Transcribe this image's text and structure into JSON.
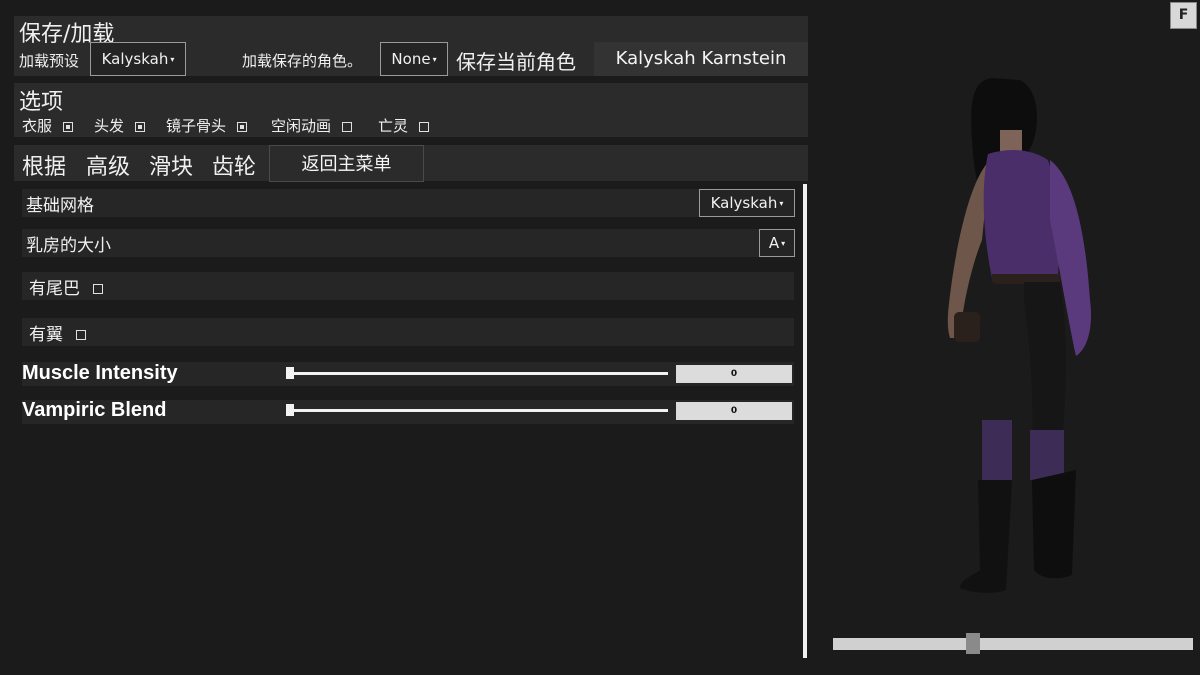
{
  "save_load": {
    "title": "保存/加载",
    "preset_label": "加载预设",
    "preset_value": "Kalyskah",
    "load_saved_label": "加载保存的角色。",
    "load_saved_value": "None",
    "save_current_label": "保存当前角色",
    "save_button_label": "Kalyskah Karnstein"
  },
  "options": {
    "title": "选项",
    "items": [
      {
        "label": "衣服",
        "checked": true
      },
      {
        "label": "头发",
        "checked": true
      },
      {
        "label": "镜子骨头",
        "checked": true
      },
      {
        "label": "空闲动画",
        "checked": false
      },
      {
        "label": "亡灵",
        "checked": false
      }
    ]
  },
  "tabs": {
    "items": [
      "根据",
      "高级",
      "滑块",
      "齿轮"
    ],
    "back_button": "返回主菜单"
  },
  "settings": {
    "base_mesh": {
      "label": "基础网格",
      "value": "Kalyskah"
    },
    "breast_size": {
      "label": "乳房的大小",
      "value": "A"
    },
    "has_tail": {
      "label": "有尾巴",
      "checked": false
    },
    "has_wings": {
      "label": "有翼",
      "checked": false
    }
  },
  "sliders": [
    {
      "label": "Muscle Intensity",
      "value": 0,
      "display": "0"
    },
    {
      "label": "Vampiric Blend",
      "value": 0,
      "display": "0"
    }
  ],
  "corner_button": "F",
  "rotate_slider": {
    "value": 0.24
  },
  "colors": {
    "panel": "#2b2b2b",
    "background": "#1b1b1b",
    "outfit_purple": "#4a2e6a"
  }
}
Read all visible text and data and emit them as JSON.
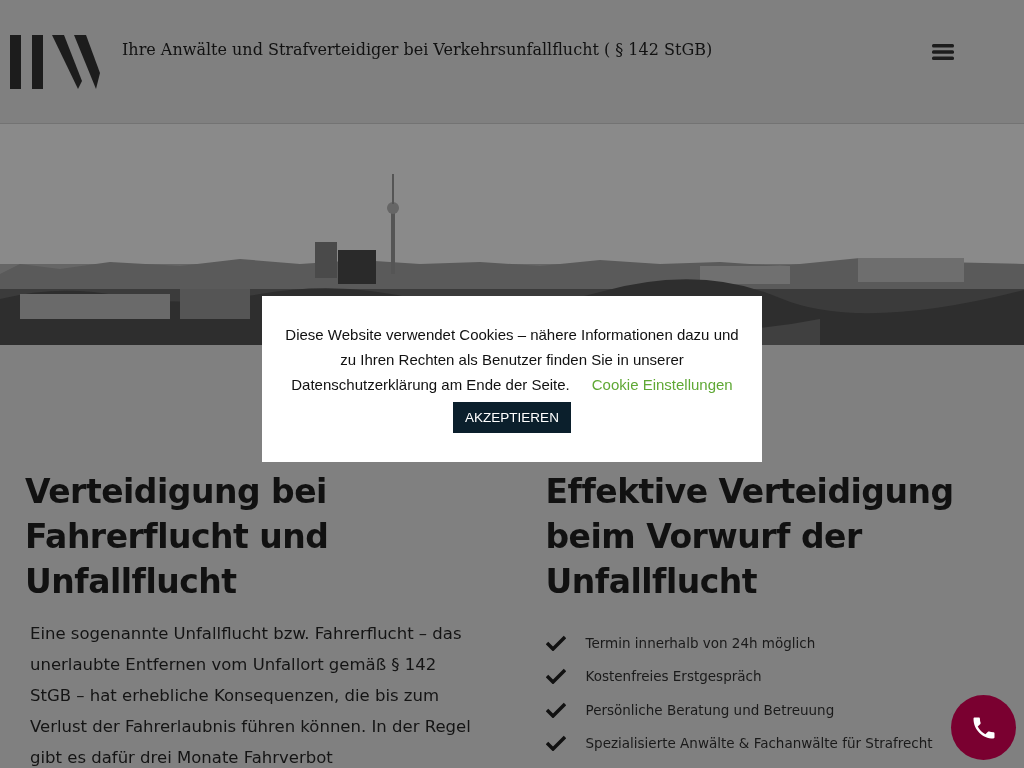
{
  "header": {
    "title": "Ihre Anwälte und Strafverteidiger bei Verkehrsunfallflucht ( § 142 StGB)"
  },
  "left": {
    "heading": "Verteidigung bei Fahrerflucht und Unfallflucht",
    "paragraph": "Eine sogenannte Unfallflucht bzw. Fahrerflucht – das unerlaubte Entfernen vom Unfallort gemäß § 142 StGB – hat erhebliche Konsequenzen, die bis zum Verlust der Fahrerlaubnis führen können. In der Regel gibt es dafür drei Monate Fahrverbot"
  },
  "right": {
    "heading": "Effektive Verteidigung beim Vorwurf der Unfallflucht",
    "checklist": [
      {
        "text": "Termin innerhalb von 24h möglich"
      },
      {
        "text": "Kostenfreies Erstgespräch"
      },
      {
        "text": "Persönliche Beratung und Betreuung"
      },
      {
        "text": "Spezialisierte Anwälte & Fachanwälte für Strafrecht"
      }
    ]
  },
  "cookie_banner": {
    "message": "Diese Website verwendet Cookies – nähere Informationen dazu und zu Ihren Rechten als Benutzer finden Sie in unserer Datenschutzerklärung am Ende der Seite.",
    "settings_link": "Cookie Einstellungen",
    "accept_button": "AKZEPTIEREN"
  }
}
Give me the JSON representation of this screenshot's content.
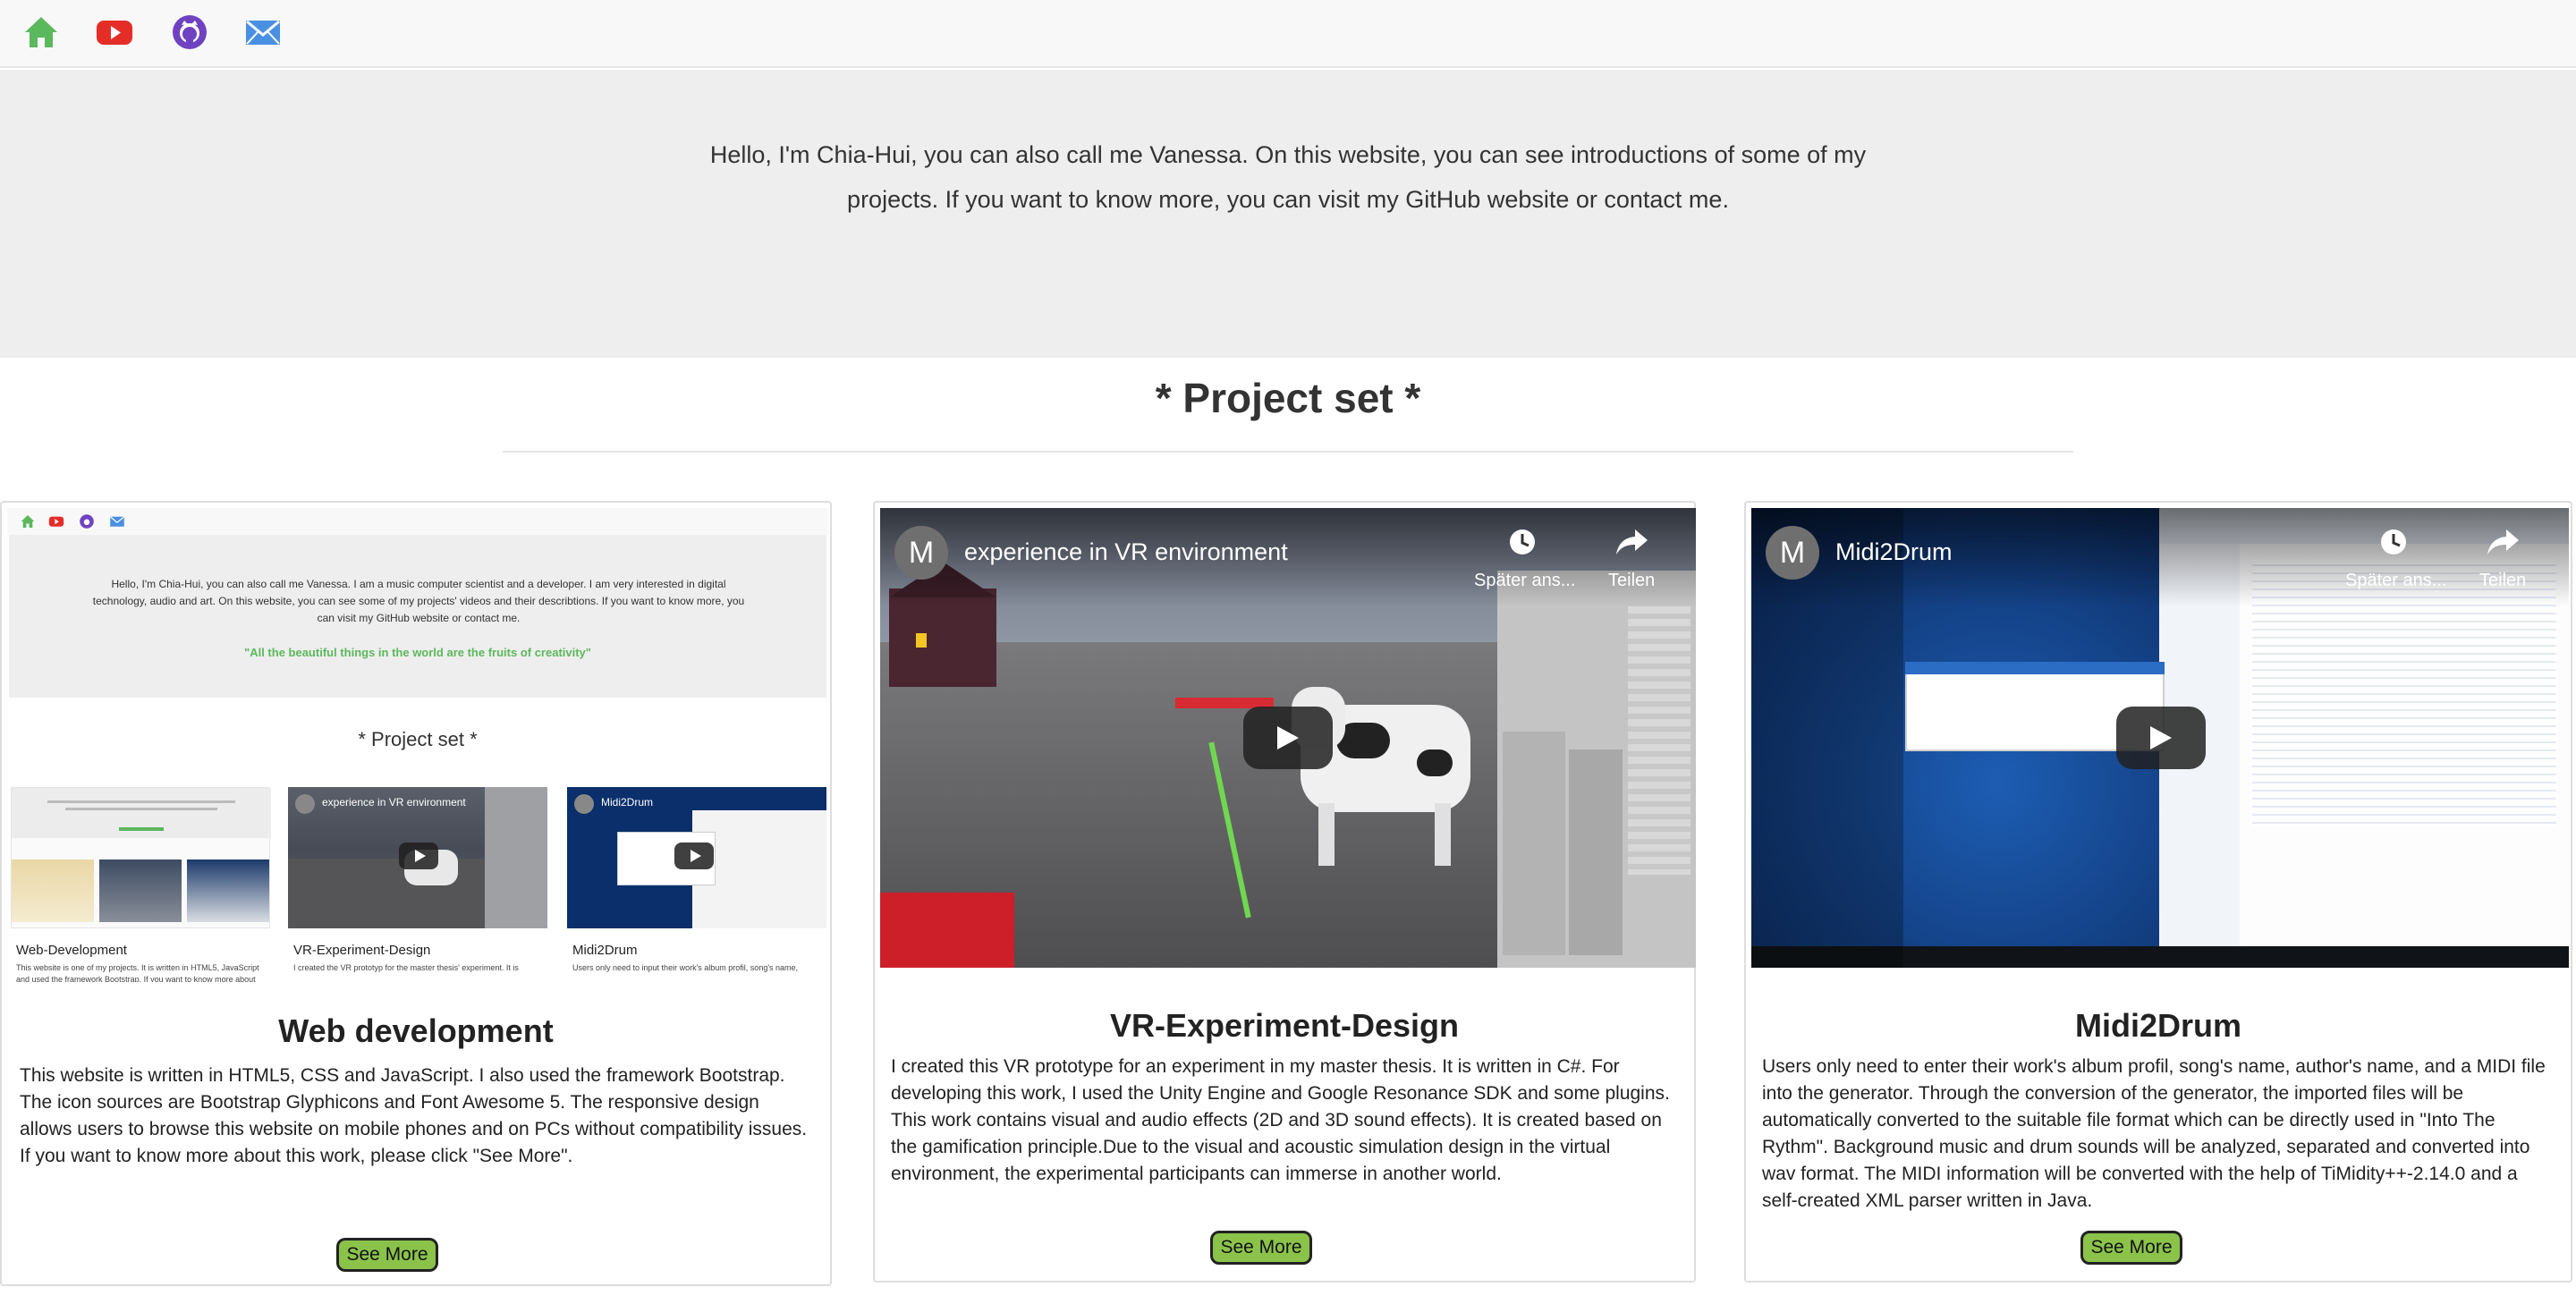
{
  "nav": {
    "icons": [
      "home-icon",
      "youtube-icon",
      "github-icon",
      "mail-icon"
    ],
    "colors": {
      "home": "#5cb85c",
      "youtube": "#e52d27",
      "github": "#6f42c1",
      "mail": "#4a90e2"
    }
  },
  "intro": {
    "text": "Hello, I'm Chia-Hui, you can also call me Vanessa. On this website, you can see introductions of some of my projects. If you want to know more, you can visit my GitHub website or contact me."
  },
  "projects_title": "* Project set *",
  "cards": [
    {
      "title": "Web development",
      "description": "This website is written in HTML5, CSS and JavaScript. I also used the framework Bootstrap. The icon sources are Bootstrap Glyphicons and Font Awesome 5. The responsive design allows users to browse this website on mobile phones and on PCs without compatibility issues. If you want to know more about this work, please click \"See More\".",
      "button": "See More",
      "thumbnail": {
        "intro": "Hello, I'm Chia-Hui, you can also call me Vanessa. I am a music computer scientist and a developer. I am very interested in digital technology, audio and art. On this website, you can see some of my projects' videos and their describtions. If you want to know more, you can visit my GitHub website or contact me.",
        "quote": "\"All the beautiful things in the world are the fruits of creativity\"",
        "title": "* Project set *",
        "cards": [
          {
            "title": "Web-Development",
            "text": "This website is one of my projects. It is written in HTML5, JavaScript and used the framework Bootstrap. If you want to know more about"
          },
          {
            "title": "VR-Experiment-Design",
            "text": "I created the VR prototyp for the master thesis' experiment. It is"
          },
          {
            "title": "Midi2Drum",
            "text": "Users only need to input their work's album profil, song's name,"
          }
        ],
        "video1_title": "experience in VR environment",
        "video2_title": "Midi2Drum"
      }
    },
    {
      "title": "VR-Experiment-Design",
      "description": "I created this VR prototype for an experiment in my master thesis. It is written in C#. For developing this work, I used the Unity Engine and Google Resonance SDK and some plugins. This work contains visual and audio effects (2D and 3D sound effects). It is created based on the gamification principle.Due to the visual and acoustic simulation design in the virtual environment, the experimental participants can immerse in another world.",
      "button": "See More",
      "video": {
        "avatar": "M",
        "title": "experience in VR environment",
        "watch_later": "Später ans...",
        "share": "Teilen"
      }
    },
    {
      "title": "Midi2Drum",
      "description": "Users only need to enter their work's album profil, song's name, author's name, and a MIDI file into the generator. Through the conversion of the generator, the imported files will be automatically converted to the suitable file format which can be directly used in \"Into The Rythm\". Background music and drum sounds will be analyzed, separated and converted into wav format. The MIDI information will be converted with the help of TiMidity++-2.14.0 and a self-created XML parser written in Java.",
      "button": "See More",
      "video": {
        "avatar": "M",
        "title": "Midi2Drum",
        "watch_later": "Später ans...",
        "share": "Teilen"
      }
    }
  ]
}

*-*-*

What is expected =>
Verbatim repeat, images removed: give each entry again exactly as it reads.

Output for this exercise =>
Transcribe this image's text and structure into JSON.
{
  "save_load": {
    "title": "保存/加载",
    "preset_label": "加载预设",
    "preset_value": "Kalyskah",
    "load_saved_label": "加载保存的角色。",
    "load_saved_value": "None",
    "save_current_label": "保存当前角色",
    "save_button_label": "Kalyskah Karnstein"
  },
  "options": {
    "title": "选项",
    "items": [
      {
        "label": "衣服",
        "checked": true
      },
      {
        "label": "头发",
        "checked": true
      },
      {
        "label": "镜子骨头",
        "checked": true
      },
      {
        "label": "空闲动画",
        "checked": false
      },
      {
        "label": "亡灵",
        "checked": false
      }
    ]
  },
  "tabs": {
    "items": [
      "根据",
      "高级",
      "滑块",
      "齿轮"
    ],
    "back_button": "返回主菜单"
  },
  "settings": {
    "base_mesh": {
      "label": "基础网格",
      "value": "Kalyskah"
    },
    "breast_size": {
      "label": "乳房的大小",
      "value": "A"
    },
    "has_tail": {
      "label": "有尾巴",
      "checked": false
    },
    "has_wings": {
      "label": "有翼",
      "checked": false
    }
  },
  "sliders": [
    {
      "label": "Muscle Intensity",
      "value": 0,
      "display": "0"
    },
    {
      "label": "Vampiric Blend",
      "value": 0,
      "display": "0"
    }
  ],
  "corner_button": "F",
  "rotate_slider": {
    "value": 0.24
  },
  "colors": {
    "panel": "#2b2b2b",
    "background": "#1b1b1b",
    "outfit_purple": "#4a2e6a"
  }
}
Read all visible text and data and emit them as JSON.
{
  "header": {
    "title": "Ihre Anwälte und Strafverteidiger bei Verkehrsunfallflucht ( § 142 StGB)"
  },
  "left": {
    "heading": "Verteidigung bei Fahrerflucht und Unfallflucht",
    "paragraph": "Eine sogenannte Unfallflucht bzw. Fahrerflucht – das unerlaubte Entfernen vom Unfallort gemäß § 142 StGB – hat erhebliche Konsequenzen, die bis zum Verlust der Fahrerlaubnis führen können. In der Regel gibt es dafür drei Monate Fahrverbot"
  },
  "right": {
    "heading": "Effektive Verteidigung beim Vorwurf der Unfallflucht",
    "checklist": [
      {
        "text": "Termin innerhalb von 24h möglich"
      },
      {
        "text": "Kostenfreies Erstgespräch"
      },
      {
        "text": "Persönliche Beratung und Betreuung"
      },
      {
        "text": "Spezialisierte Anwälte & Fachanwälte für Strafrecht"
      }
    ]
  },
  "cookie_banner": {
    "message": "Diese Website verwendet Cookies – nähere Informationen dazu und zu Ihren Rechten als Benutzer finden Sie in unserer Datenschutzerklärung am Ende der Seite.",
    "settings_link": "Cookie Einstellungen",
    "accept_button": "AKZEPTIEREN"
  }
}
Give me the JSON representation of this screenshot's content.
{
  "nav": {
    "icons": [
      "home-icon",
      "youtube-icon",
      "github-icon",
      "mail-icon"
    ],
    "colors": {
      "home": "#5cb85c",
      "youtube": "#e52d27",
      "github": "#6f42c1",
      "mail": "#4a90e2"
    }
  },
  "intro": {
    "text": "Hello, I'm Chia-Hui, you can also call me Vanessa. On this website, you can see introductions of some of my projects. If you want to know more, you can visit my GitHub website or contact me."
  },
  "projects_title": "* Project set *",
  "cards": [
    {
      "title": "Web development",
      "description": "This website is written in HTML5, CSS and JavaScript. I also used the framework Bootstrap. The icon sources are Bootstrap Glyphicons and Font Awesome 5. The responsive design allows users to browse this website on mobile phones and on PCs without compatibility issues. If you want to know more about this work, please click \"See More\".",
      "button": "See More",
      "thumbnail": {
        "intro": "Hello, I'm Chia-Hui, you can also call me Vanessa. I am a music computer scientist and a developer. I am very interested in digital technology, audio and art. On this website, you can see some of my projects' videos and their describtions. If you want to know more, you can visit my GitHub website or contact me.",
        "quote": "\"All the beautiful things in the world are the fruits of creativity\"",
        "title": "* Project set *",
        "cards": [
          {
            "title": "Web-Development",
            "text": "This website is one of my projects. It is written in HTML5, JavaScript and used the framework Bootstrap. If you want to know more about"
          },
          {
            "title": "VR-Experiment-Design",
            "text": "I created the VR prototyp for the master thesis' experiment. It is"
          },
          {
            "title": "Midi2Drum",
            "text": "Users only need to input their work's album profil, song's name,"
          }
        ],
        "video1_title": "experience in VR environment",
        "video2_title": "Midi2Drum"
      }
    },
    {
      "title": "VR-Experiment-Design",
      "description": "I created this VR prototype for an experiment in my master thesis. It is written in C#. For developing this work, I used the Unity Engine and Google Resonance SDK and some plugins. This work contains visual and audio effects (2D and 3D sound effects). It is created based on the gamification principle.Due to the visual and acoustic simulation design in the virtual environment, the experimental participants can immerse in another world.",
      "button": "See More",
      "video": {
        "avatar": "M",
        "title": "experience in VR environment",
        "watch_later": "Später ans...",
        "share": "Teilen"
      }
    },
    {
      "title": "Midi2Drum",
      "description": "Users only need to enter their work's album profil, song's name, author's name, and a MIDI file into the generator. Through the conversion of the generator, the imported files will be automatically converted to the suitable file format which can be directly used in \"Into The Rythm\". Background music and drum sounds will be analyzed, separated and converted into wav format. The MIDI information will be converted with the help of TiMidity++-2.14.0 and a self-created XML parser written in Java.",
      "button": "See More",
      "video": {
        "avatar": "M",
        "title": "Midi2Drum",
        "watch_later": "Später ans...",
        "share": "Teilen"
      }
    }
  ]
}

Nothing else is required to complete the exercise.